Ancient Rome (753 b.C. – 1453 a.D.)
Aqueducts gather water from natural springs and moved water through gravity alone, being constructed along a slight downward gradient within conduits of stone, brick or concrete. Spring-water was fed into a stone or concrete springhouse from uphill, then entered the aqueduct conduit. Most were buried beneath the ground, and followed its contours; obstructing peaks were circumvented or, less often, tunnelled through. Where valleys or lowlands intervened, the conduit was carried on bridgework, or its contents fed into high-pressure lead, ceramic or stone pipes and siphoned across. Most aqueduct systems included sedimentation tanks, sluices and distribution tanks to regulate the supply at need.

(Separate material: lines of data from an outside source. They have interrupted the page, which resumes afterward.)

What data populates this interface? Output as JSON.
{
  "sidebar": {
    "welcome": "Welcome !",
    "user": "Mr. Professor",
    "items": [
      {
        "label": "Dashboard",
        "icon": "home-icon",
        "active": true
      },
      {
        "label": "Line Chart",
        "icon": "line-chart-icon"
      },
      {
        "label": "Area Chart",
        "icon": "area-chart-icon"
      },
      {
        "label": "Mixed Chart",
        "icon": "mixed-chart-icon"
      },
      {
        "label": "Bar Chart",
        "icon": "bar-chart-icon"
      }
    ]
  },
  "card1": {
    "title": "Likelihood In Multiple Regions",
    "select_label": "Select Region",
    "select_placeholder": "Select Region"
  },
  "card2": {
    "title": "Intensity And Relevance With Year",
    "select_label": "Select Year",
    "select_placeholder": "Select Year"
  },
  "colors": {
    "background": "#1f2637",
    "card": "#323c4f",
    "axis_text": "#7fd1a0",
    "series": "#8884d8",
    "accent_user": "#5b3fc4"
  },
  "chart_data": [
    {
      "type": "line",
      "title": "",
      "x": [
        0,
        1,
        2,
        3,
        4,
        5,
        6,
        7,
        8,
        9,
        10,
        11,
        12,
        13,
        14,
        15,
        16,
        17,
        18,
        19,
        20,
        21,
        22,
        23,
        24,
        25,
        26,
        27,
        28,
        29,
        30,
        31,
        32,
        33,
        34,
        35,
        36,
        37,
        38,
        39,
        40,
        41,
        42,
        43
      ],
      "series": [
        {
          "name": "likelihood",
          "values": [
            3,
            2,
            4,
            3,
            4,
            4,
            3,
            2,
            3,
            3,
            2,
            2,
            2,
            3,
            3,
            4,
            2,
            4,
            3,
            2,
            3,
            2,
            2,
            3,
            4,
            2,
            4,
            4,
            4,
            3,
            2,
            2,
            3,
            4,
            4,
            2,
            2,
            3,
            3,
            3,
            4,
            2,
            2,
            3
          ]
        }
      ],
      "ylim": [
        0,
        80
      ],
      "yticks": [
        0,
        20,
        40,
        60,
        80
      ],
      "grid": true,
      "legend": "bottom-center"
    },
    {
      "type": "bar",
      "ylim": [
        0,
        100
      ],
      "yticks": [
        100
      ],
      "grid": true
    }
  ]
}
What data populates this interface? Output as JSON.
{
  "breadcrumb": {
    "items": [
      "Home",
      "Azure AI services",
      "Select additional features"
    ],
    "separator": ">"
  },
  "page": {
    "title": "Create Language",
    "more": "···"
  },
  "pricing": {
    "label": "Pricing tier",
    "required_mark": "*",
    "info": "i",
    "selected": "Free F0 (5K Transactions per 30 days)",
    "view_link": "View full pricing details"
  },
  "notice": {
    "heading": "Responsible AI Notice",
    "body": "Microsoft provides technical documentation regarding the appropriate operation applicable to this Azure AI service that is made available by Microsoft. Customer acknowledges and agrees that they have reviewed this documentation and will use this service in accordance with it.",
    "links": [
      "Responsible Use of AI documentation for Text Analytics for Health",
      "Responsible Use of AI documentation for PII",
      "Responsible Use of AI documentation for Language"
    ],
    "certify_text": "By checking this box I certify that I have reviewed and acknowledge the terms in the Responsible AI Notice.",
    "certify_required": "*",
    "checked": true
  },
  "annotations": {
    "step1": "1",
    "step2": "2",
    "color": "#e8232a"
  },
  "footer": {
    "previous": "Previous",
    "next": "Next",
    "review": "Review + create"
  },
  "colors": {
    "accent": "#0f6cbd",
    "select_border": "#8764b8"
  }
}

They were built in many different materials, like stone and bricks, coated with Opus signinum (a special building material made of tiles broken up into very small pieces, mixed with mortar, and then beaten down).
Metal pipes, made of lead or bronze, were very expensive. Furthermore, lead was not suitable for long pipes and for this reason it was mainly used in the city. Steel was not available and cast iron was hard to work.